Duke Orthopaedics
presents
Wheeless' Textbook of Orthopaedics

Middle Column: the posterior half of the vertebral body


- See: Ligamentous Instability:

- Discussion:
    - compressive forces are transmitted thru the posterior vertebral body wall onto the two Uncovertebral joints;
         - there is no significant disk material in this middle column;
    - tensile forces are w/ stood by posterior longitudinal ligament and the posterior Annulus fibrosus;
    - middle column is critical to maintaining stability;
    - comprimise of the middle column is indicated by widening of the pedicles, loss of more than 25% of the posterior vertebral ht.,
         and the presence of fracture lines thru the posterior vertebral body cortex (usually seen on CT);
    - that middle column ligaments are also critical for stability against distractive forces; (post. long. lig. & annulus fibrosis);
         - sectioning of the middle ligamentous complex (the posterior longitudinal ligament and annulus) creates segment angulation
              of 11 deg & translation of 3.5 mm;
         - hence, evidence of middle ligamentous complex disrupton
              - interspinous or intervertebral angulation 11 deg greater than the adjacent spinal segment (normally 2-4 deg)
              - horizontal translation greater than 3.5 mm;
              - intervetebral disk space separation > 1.7 mm;
    - isolated failure of the posterior wall (middle colum) w/o posterior ligament failure is an unusual lesion;
    - failure of posterior ligamentous complex may occur in conjunction w/ middle complex disruption or with other instability patterns;
    - radiographic signs of posterior ligamentous disruption include dislocation or subluxation of facets, Facet Joint widening, &
         malalignment of the spinous processes on the AP view;
    - if vertebral body translation of greater than 3.5 mm occurs in conjuction with a facet dislocation, then the middle ligamentous
         complex is disrupted as well;
         - this is a highly unstable injury w/ neurologic deficits
         - decompression of vertebral fragments may be necessary
         - reconstruction of the spinal segment with neural decompression then requires strut graft placement & either prolonged halo
              immobilization or internal fixation thru a posterior approach;
         - anterior plating alone may not be rigid enough to restore stability to the spine;
    - disruption of the middle column (seen as widening of interpedicular distances on AP view or change in ht of posterior cortex of the 
         body) results in an unstable injury that may require operative fixation

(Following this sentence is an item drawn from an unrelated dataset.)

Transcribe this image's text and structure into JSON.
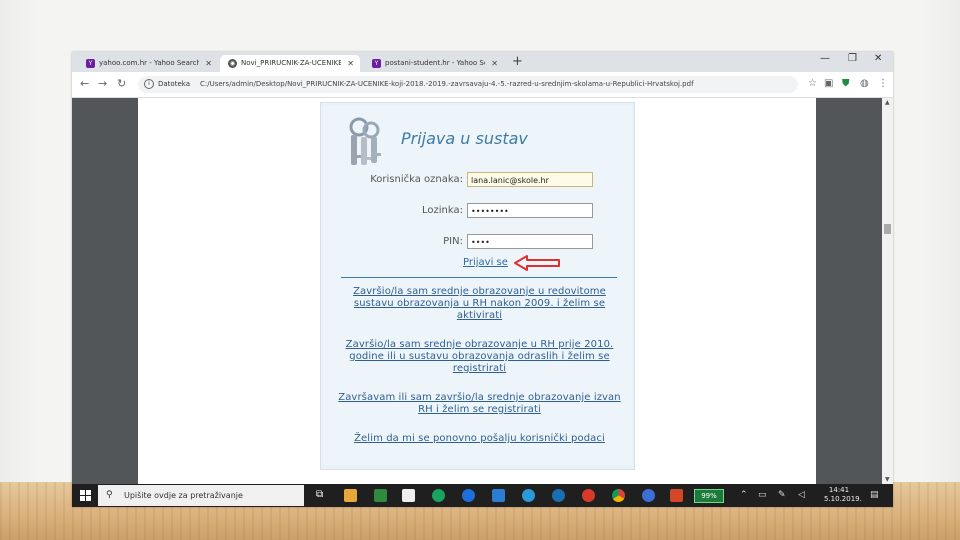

The three column spine and its significance in the classification of acute thoracolumbar spinal injuries.

Spinal instability as defined by the three-column spine concept in acute spinal trauma.

Complications in three-column cervical spine injuries requiring anterior-posterior stabilization.

Axial loading injuries to the middle cervical spine segment. An analysis and classification of twenty-five cases.



Original Text by Clifford R. Wheeless, III, MD.

Last updated by Data Trace Staff on Thursday, December 22, 2011 12:04 pm

© 2016 - Data Trace Internet Publishing, LLC - All rights reserved.